Data records for software interfaces
+--

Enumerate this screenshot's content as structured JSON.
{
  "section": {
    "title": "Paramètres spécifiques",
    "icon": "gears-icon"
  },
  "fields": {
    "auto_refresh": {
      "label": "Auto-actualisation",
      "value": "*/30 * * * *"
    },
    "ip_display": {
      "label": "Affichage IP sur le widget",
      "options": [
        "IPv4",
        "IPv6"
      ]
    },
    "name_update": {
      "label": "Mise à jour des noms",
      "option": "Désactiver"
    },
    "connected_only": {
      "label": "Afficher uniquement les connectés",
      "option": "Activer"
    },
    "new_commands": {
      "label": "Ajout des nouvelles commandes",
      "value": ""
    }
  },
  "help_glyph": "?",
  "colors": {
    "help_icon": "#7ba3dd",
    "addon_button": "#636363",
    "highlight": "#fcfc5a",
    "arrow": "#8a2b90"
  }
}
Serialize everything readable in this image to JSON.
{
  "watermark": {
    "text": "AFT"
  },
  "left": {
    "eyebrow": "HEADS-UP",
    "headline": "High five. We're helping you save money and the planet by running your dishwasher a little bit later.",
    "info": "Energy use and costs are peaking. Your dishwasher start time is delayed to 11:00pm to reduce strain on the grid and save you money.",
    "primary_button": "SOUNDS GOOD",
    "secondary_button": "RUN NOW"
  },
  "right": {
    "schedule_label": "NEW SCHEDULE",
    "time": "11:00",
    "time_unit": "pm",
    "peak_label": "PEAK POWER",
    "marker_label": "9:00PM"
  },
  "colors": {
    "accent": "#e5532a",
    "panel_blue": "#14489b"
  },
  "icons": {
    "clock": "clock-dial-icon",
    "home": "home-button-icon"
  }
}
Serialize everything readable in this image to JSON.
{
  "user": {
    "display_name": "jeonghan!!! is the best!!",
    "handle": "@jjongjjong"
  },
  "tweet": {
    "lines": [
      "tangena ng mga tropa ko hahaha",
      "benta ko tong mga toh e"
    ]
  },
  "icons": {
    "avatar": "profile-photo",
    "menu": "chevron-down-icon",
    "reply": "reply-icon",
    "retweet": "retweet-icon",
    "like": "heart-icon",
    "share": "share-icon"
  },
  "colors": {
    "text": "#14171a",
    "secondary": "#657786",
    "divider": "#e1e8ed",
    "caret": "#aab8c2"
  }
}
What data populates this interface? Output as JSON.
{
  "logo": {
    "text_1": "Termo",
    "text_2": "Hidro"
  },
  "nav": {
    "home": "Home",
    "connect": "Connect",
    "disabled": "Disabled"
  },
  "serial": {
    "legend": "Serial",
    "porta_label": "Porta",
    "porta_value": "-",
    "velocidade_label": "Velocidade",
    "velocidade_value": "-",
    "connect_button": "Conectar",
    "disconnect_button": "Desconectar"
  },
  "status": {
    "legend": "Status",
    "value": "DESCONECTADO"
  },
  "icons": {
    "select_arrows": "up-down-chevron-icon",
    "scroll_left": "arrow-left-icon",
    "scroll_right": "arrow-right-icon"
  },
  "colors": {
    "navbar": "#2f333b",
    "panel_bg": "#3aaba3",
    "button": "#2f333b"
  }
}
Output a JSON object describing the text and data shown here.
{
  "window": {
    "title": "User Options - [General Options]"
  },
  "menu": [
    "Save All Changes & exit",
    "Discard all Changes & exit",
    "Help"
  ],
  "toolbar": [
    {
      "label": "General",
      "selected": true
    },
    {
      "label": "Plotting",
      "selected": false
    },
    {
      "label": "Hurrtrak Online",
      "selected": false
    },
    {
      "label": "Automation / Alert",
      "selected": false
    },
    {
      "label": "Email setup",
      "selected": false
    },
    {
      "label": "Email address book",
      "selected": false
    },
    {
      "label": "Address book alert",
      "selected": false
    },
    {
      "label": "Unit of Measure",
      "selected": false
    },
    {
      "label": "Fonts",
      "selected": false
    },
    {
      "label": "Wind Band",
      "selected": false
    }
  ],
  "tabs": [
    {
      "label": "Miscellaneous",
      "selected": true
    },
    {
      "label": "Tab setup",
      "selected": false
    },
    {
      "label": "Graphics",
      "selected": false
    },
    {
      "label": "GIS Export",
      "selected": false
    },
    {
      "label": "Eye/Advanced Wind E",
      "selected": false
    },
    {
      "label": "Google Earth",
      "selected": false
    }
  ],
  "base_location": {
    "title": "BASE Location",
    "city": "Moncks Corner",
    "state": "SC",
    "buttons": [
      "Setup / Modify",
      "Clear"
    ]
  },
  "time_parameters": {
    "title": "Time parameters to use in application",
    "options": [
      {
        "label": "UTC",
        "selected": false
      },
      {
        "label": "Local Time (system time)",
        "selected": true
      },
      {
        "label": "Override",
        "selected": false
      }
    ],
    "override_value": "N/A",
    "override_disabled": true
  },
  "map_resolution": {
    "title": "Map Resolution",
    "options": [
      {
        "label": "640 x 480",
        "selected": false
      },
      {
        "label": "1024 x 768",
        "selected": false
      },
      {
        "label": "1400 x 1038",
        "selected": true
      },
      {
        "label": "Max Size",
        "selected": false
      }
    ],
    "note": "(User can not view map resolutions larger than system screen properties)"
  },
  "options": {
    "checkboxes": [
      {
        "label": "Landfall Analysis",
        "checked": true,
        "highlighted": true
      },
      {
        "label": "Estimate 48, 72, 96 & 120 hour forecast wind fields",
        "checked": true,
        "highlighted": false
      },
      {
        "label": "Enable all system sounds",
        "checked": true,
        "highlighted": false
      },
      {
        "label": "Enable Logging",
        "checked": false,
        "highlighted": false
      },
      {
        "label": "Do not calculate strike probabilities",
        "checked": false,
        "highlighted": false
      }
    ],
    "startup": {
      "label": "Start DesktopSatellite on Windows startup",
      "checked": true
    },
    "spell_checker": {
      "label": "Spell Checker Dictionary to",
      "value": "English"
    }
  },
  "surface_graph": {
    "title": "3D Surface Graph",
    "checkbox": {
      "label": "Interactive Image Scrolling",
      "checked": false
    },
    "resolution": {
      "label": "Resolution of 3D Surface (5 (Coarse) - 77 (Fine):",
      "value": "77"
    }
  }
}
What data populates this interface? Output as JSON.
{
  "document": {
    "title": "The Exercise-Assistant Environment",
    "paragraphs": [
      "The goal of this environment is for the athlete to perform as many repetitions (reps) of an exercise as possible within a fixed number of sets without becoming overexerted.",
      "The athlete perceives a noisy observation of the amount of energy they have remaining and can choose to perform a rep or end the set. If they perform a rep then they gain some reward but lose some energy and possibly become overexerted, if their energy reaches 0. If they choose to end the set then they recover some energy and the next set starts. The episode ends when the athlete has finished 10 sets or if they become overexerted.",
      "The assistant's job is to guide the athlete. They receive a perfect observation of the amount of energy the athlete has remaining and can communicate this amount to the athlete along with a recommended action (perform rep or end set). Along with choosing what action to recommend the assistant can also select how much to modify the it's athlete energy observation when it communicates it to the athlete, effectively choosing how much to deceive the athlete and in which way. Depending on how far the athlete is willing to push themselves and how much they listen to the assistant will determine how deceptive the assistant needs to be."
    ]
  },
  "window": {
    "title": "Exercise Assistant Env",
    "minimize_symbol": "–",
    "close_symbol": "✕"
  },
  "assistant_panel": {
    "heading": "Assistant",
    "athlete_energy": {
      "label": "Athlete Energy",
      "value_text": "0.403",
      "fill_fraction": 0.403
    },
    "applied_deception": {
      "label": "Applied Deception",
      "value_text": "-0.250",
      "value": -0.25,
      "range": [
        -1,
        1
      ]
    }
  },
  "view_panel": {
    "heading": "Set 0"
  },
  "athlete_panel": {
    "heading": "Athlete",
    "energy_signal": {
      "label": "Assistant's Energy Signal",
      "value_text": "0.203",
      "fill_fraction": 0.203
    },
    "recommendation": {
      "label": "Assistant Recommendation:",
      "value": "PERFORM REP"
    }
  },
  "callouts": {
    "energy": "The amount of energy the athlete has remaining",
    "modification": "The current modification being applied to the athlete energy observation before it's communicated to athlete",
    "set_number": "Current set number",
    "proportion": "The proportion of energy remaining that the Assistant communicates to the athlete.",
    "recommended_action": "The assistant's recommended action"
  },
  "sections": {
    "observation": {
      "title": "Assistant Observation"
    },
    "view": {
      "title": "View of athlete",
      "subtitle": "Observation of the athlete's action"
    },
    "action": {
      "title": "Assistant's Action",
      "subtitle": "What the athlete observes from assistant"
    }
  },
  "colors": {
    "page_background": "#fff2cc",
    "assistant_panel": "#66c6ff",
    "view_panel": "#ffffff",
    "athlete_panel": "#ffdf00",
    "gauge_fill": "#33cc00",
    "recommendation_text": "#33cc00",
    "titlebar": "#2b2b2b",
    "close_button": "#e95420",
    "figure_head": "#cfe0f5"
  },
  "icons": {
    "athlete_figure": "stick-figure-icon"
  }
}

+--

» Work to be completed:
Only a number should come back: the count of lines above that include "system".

» Exercise response:
3